=== Your instructions ===
What you return must be the lines of the data that hold the word "icon".

Component data from apps and pages:
+ + + +

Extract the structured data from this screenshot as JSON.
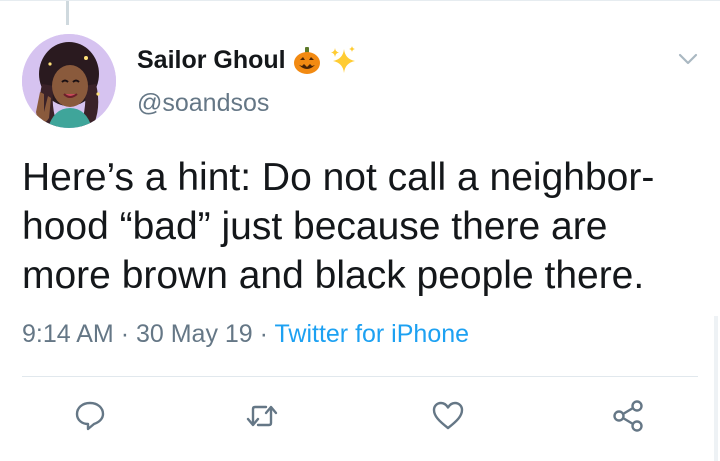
{
  "tweet": {
    "display_name": "Sailor Ghoul",
    "name_emojis": [
      "jack-o-lantern",
      "sparkles"
    ],
    "handle": "@soandsos",
    "text_lines": [
      "Here’s a hint: Do not call a neighbor-",
      "hood “bad” just because there are",
      "more brown and black people there."
    ],
    "time": "9:14 AM",
    "date": "30 May 19",
    "separator": "·",
    "source": "Twitter for iPhone"
  },
  "actions": [
    {
      "icon": "reply-icon"
    },
    {
      "icon": "retweet-icon"
    },
    {
      "icon": "like-icon"
    },
    {
      "icon": "share-icon"
    }
  ],
  "colors": {
    "text": "#14171a",
    "secondary": "#657786",
    "link": "#1da1f2",
    "divider": "#e1e8ed"
  }
}
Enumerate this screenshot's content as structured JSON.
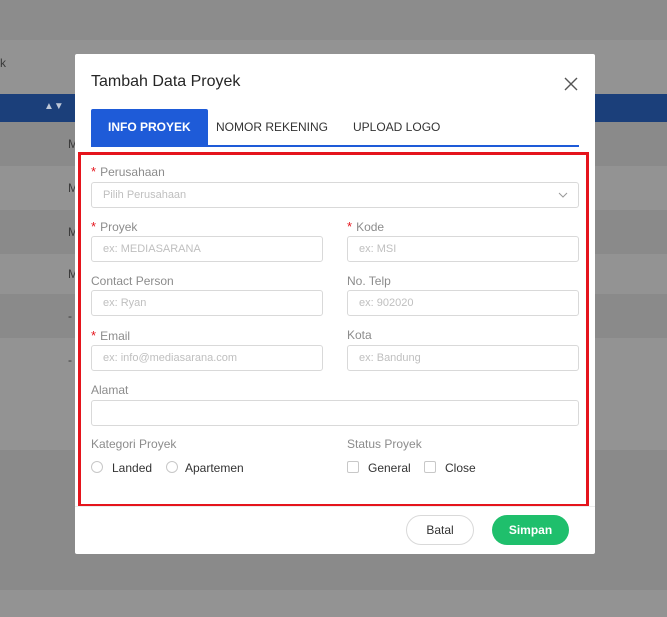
{
  "background": {
    "left_fragment": "k",
    "row_letters": [
      "M",
      "M",
      "M",
      "M",
      "-",
      "-"
    ]
  },
  "modal": {
    "title": "Tambah Data Proyek",
    "tabs": [
      {
        "label": "INFO PROYEK",
        "active": true
      },
      {
        "label": "NOMOR REKENING",
        "active": false
      },
      {
        "label": "UPLOAD LOGO",
        "active": false
      }
    ],
    "form": {
      "perusahaan": {
        "label": "Perusahaan",
        "placeholder": "Pilih Perusahaan",
        "required": "*"
      },
      "proyek": {
        "label": "Proyek",
        "placeholder": "ex: MEDIASARANA",
        "required": "*"
      },
      "kode": {
        "label": "Kode",
        "placeholder": "ex: MSI",
        "required": "*"
      },
      "contact_person": {
        "label": "Contact Person",
        "placeholder": "ex: Ryan"
      },
      "no_telp": {
        "label": "No. Telp",
        "placeholder": "ex: 902020"
      },
      "email": {
        "label": "Email",
        "placeholder": "ex: info@mediasarana.com",
        "required": "*"
      },
      "kota": {
        "label": "Kota",
        "placeholder": "ex: Bandung"
      },
      "alamat": {
        "label": "Alamat",
        "placeholder": ""
      },
      "kategori": {
        "label": "Kategori Proyek",
        "options": [
          "Landed",
          "Apartemen"
        ]
      },
      "status": {
        "label": "Status Proyek",
        "options": [
          "General",
          "Close"
        ]
      }
    },
    "buttons": {
      "cancel": "Batal",
      "submit": "Simpan"
    }
  },
  "colors": {
    "primary": "#1e5bd8",
    "highlight_border": "#e5141c",
    "submit": "#1fbf6c"
  }
}
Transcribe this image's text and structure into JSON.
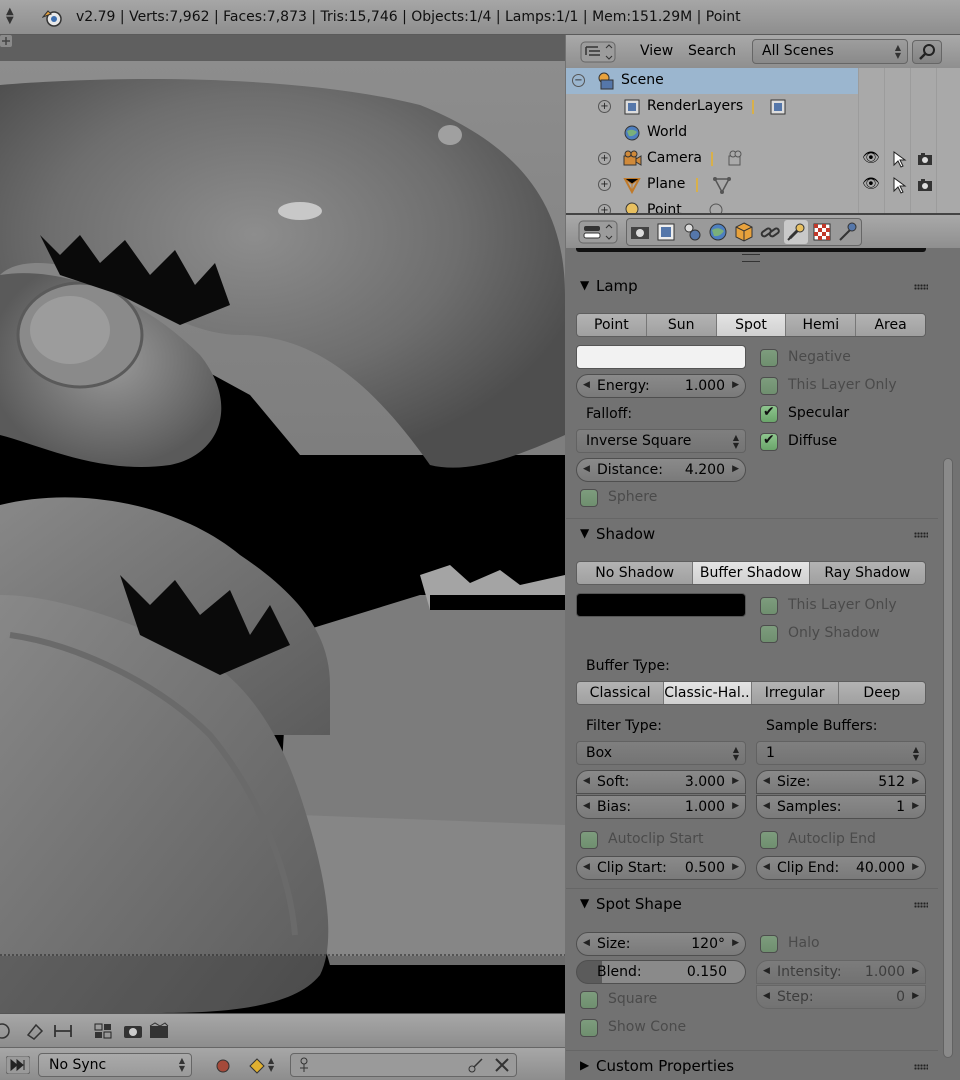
{
  "infobar": {
    "stats": "v2.79 | Verts:7,962 | Faces:7,873 | Tris:15,746 | Objects:1/4 | Lamps:1/1 | Mem:151.29M | Point"
  },
  "timeline": {
    "sync": "No Sync"
  },
  "outliner": {
    "menu_view": "View",
    "menu_search": "Search",
    "scene_filter": "All Scenes",
    "rows": [
      {
        "label": "Scene"
      },
      {
        "label": "RenderLayers"
      },
      {
        "label": "World"
      },
      {
        "label": "Camera"
      },
      {
        "label": "Plane"
      },
      {
        "label": "Point"
      }
    ]
  },
  "lamp": {
    "title": "Lamp",
    "types": [
      "Point",
      "Sun",
      "Spot",
      "Hemi",
      "Area"
    ],
    "active_type": "Spot",
    "negative": "Negative",
    "this_layer_only": "This Layer Only",
    "specular": "Specular",
    "diffuse": "Diffuse",
    "energy_label": "Energy:",
    "energy_value": "1.000",
    "falloff_label": "Falloff:",
    "falloff_value": "Inverse Square",
    "distance_label": "Distance:",
    "distance_value": "4.200",
    "sphere": "Sphere",
    "color": "#f2f2f2"
  },
  "shadow": {
    "title": "Shadow",
    "modes": [
      "No Shadow",
      "Buffer Shadow",
      "Ray Shadow"
    ],
    "active_mode": "Buffer Shadow",
    "this_layer_only": "This Layer Only",
    "only_shadow": "Only Shadow",
    "buffer_type_label": "Buffer Type:",
    "buffer_types": [
      "Classical",
      "Classic-Hal...",
      "Irregular",
      "Deep"
    ],
    "active_buffer": "Classic-Hal...",
    "filter_type_label": "Filter Type:",
    "filter_type_value": "Box",
    "sample_buffers_label": "Sample Buffers:",
    "sample_buffers_value": "1",
    "soft_label": "Soft:",
    "soft_value": "3.000",
    "bias_label": "Bias:",
    "bias_value": "1.000",
    "size_label": "Size:",
    "size_value": "512",
    "samples_label": "Samples:",
    "samples_value": "1",
    "autoclip_start": "Autoclip Start",
    "autoclip_end": "Autoclip End",
    "clip_start_label": "Clip Start:",
    "clip_start_value": "0.500",
    "clip_end_label": "Clip End:",
    "clip_end_value": "40.000",
    "color": "#000000"
  },
  "spot": {
    "title": "Spot Shape",
    "size_label": "Size:",
    "size_value": "120°",
    "blend_label": "Blend:",
    "blend_value": "0.150",
    "halo": "Halo",
    "intensity_label": "Intensity:",
    "intensity_value": "1.000",
    "step_label": "Step:",
    "step_value": "0",
    "square": "Square",
    "show_cone": "Show Cone"
  },
  "custom": {
    "title": "Custom Properties"
  }
}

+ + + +

=== Output of the task ===
      "icon": "reply-icon"
      "icon": "retweet-icon"
      "icon": "like-icon"
      "icon": "share-icon"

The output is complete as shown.